The text below was presented during the “Beat Le Pen” (BLP) Forum, hosted by l’École de la Cause freudienne, on April 22, 2022, two days before the second and final round of the French presidential election between Emmanuel Macron and Marine Le Pen. Many speakers presented during the two nights of the BLP (April 21-22, 2022). This is the first of four presentations from that event that LRO will publish in the coming days.

In her speech on 22 February in Reims, Marine Le Pen (henceforth referred to as MLP) held forth on her obsession with dispossession and her wish to give French people back their country by making them the custodians of the right to define who can be French and to take it to the people by means of a referendum proposed by popular initiative. This plebiscitary practice, which claims to give significant legislative power to the people, can legitimately give rise to fears that by establishing the street, the crowd­, with such a power of decree, a certain lynch mob mentality could acquire the force of law. In a broadcast on Studio Lacan, Blandine Kriegel showed the excesses and errors of this power given to the crowd in the name of the majority rule, which is what brought Hitler to power. Thus, power in the hands of the people – which is also expressed by MLP in the expression make the French masters of their own house – is not a guarantee of democracy (liberal democracy, at any rate), and even less of the maintenance of the republic’s institutions, which are seen as rivals to this will of the majority. Prioritising referendums over institutions is how the framework of the rule of law is torn apart, and with it, one of the most consequential obstacles to the establishment of a real fascist power, because the state and its institutions are, in fact, the only safeguards left against the fascist threat.

It is therefore a question of giving the French back control of their own country, just as it is a question of giving them back France, but also their security, their money and their pride. In Reims, the cradle of the royal coronation, the restitution is also carried out under the auspices of the condemnation of the “Macronic-Orange Republic”. Behind the satirical reference to Kubrick’s film [the French title of A Clockwork Orange is Orange-Mecanique], the monarchical and anti-Masonic Action Française is sneaking in. The restitution desired by MLP is only valid here in the context of a France of yore, a France of long-ago in which, in a time that cannot be specified, the French supposedly possessed their country, their security, their pride, as their own property. This idealisation is illustrative of a relation to History based on negation, since time does not exist in it, except to mark the advent of MLP as a moment of rebirth. Speaking of negation, the master signifier give back or return  comes to resonate singularly with the censored chapter of Vichy, which was marked by the spoliation of Jewish property: in 1997, Gollnich and Dumez, the FN elected representatives of Lyon, were the only two to vote against the setting up of a commission of enquiry into the spoliation of Jewish property.

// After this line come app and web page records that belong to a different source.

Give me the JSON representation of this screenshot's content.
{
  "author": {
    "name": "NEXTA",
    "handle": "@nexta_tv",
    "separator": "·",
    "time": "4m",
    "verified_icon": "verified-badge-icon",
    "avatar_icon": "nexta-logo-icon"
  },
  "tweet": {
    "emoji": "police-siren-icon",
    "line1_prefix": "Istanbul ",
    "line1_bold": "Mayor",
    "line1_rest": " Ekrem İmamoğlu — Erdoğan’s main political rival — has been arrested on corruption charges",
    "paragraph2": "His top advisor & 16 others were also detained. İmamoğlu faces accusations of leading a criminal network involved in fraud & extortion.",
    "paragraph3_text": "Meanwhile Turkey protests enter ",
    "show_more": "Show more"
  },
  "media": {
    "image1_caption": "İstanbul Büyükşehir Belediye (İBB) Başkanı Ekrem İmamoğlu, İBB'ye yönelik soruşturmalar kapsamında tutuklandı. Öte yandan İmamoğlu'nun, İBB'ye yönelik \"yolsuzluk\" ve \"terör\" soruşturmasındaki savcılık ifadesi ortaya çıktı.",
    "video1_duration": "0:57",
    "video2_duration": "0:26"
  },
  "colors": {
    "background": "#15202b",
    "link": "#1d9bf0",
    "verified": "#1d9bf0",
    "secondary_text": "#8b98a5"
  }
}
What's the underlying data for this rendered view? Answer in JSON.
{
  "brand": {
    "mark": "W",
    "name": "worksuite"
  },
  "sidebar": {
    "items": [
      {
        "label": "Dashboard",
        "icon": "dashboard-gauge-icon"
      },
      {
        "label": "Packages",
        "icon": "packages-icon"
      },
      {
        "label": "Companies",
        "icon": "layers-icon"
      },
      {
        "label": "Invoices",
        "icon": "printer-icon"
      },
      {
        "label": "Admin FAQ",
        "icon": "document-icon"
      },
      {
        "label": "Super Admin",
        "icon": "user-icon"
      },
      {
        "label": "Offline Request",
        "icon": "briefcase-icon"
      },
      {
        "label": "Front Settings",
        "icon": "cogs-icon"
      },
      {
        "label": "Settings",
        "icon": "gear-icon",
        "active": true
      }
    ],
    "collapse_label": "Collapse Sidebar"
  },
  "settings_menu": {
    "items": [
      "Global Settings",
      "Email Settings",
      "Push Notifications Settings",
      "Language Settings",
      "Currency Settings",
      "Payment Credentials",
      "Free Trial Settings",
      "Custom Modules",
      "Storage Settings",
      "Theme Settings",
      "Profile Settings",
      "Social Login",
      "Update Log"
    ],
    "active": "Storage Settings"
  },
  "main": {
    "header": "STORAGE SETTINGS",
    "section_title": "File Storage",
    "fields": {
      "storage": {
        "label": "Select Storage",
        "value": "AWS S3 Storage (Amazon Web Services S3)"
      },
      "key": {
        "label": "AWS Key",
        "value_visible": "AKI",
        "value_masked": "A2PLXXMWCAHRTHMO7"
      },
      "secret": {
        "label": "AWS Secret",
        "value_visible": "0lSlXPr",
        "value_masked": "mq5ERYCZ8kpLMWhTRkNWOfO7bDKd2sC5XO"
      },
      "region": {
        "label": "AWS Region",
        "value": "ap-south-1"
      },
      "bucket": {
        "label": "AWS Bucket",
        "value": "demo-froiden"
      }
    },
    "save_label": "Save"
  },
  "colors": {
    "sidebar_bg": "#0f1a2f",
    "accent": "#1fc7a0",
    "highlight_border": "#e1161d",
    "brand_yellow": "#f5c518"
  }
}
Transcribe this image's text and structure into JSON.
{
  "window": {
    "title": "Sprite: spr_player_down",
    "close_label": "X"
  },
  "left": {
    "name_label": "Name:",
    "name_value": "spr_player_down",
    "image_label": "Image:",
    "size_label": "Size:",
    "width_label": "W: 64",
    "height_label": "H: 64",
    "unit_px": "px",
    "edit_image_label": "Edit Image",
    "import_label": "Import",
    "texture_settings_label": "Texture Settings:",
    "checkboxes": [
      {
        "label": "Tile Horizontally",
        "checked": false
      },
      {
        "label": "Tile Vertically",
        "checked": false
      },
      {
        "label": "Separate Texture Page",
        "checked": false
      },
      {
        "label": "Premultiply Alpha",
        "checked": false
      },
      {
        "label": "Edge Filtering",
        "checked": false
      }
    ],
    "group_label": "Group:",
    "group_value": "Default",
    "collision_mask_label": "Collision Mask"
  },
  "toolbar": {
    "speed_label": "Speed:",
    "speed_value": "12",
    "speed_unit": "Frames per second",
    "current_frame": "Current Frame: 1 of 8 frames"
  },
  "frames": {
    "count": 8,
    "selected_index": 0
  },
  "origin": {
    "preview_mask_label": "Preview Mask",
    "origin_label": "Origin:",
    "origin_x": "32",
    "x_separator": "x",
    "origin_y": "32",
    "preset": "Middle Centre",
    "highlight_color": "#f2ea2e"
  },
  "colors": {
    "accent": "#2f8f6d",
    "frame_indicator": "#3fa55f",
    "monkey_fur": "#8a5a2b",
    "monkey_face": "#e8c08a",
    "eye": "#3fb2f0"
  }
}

Paxton said of fascism that it was more recognisable in acts than in speeches. This is all the more true since the speeches, as we see, are based on a permanent blurring of values, where the reading is done by inversion of terms, as Stéphane Wahnich noted: for protection read threat, for restitution read spoliation, for false read true (during the debate with Mr. Macron, MLP affirmed several times that it was false that she had taken out a loan in Russia, then admitted to paying it back).

This blurring is not, however, a simple inversion, but, as this obsessive signifier “give back” shows, rather the mark in language of the persistence of a certain relationship to History that was readily admitted to be revisionist or even negationist in the time of MLP’s father [Jean-Marie Le Pen]: while now careful to avoid using words that kill, words are used to kill words. Thus, in order to finally put an end to the spoliation of what rightfully belongs to the French, MLP advocates nationalising the motorways.

This signature relation to History comes straight from the language that Jean-Marie Le Pen uses in the second volume of his memoirs, published in 2019. From a detail of history at Carpentras, he returns to the great moments of his saga and proceeds to the history of the demonisation of his movement, revising his revisions, legitimising the “detail of History” from the very definition of the word detail. The detail is part of a whole: part of the war, of the tragedy, the genocide is therefore part of this whole, therefore a detail. Why did we make such a big deal of it? In this game of fools, the best way to spot the details is still through acts. The acts that sometimes ooze from words, as the term “relocation” of foreigners suggests. If Paxton’s remark insists on the act more than on the discourse, then it also gives us pause for thought in relation to those who argue that MLP poses no real threat because she will not apply her programme. They are not wrong about her economic or social (left-wing) programme, which we saw on Wednesday that she herself was struggling to get her head around, but the ideological programme of the far right, the one that makes the act synonymous with the punch, the kick, that one, history shows that it is always brought to bear, because its cost only falls to those whose skin is not worth much. So on the 24th, it must be Macron, not the bungled action [l’acte manqué], nor the passage à l’acte.

Translated by Peggy Papada

Reviewed by Philip Dravers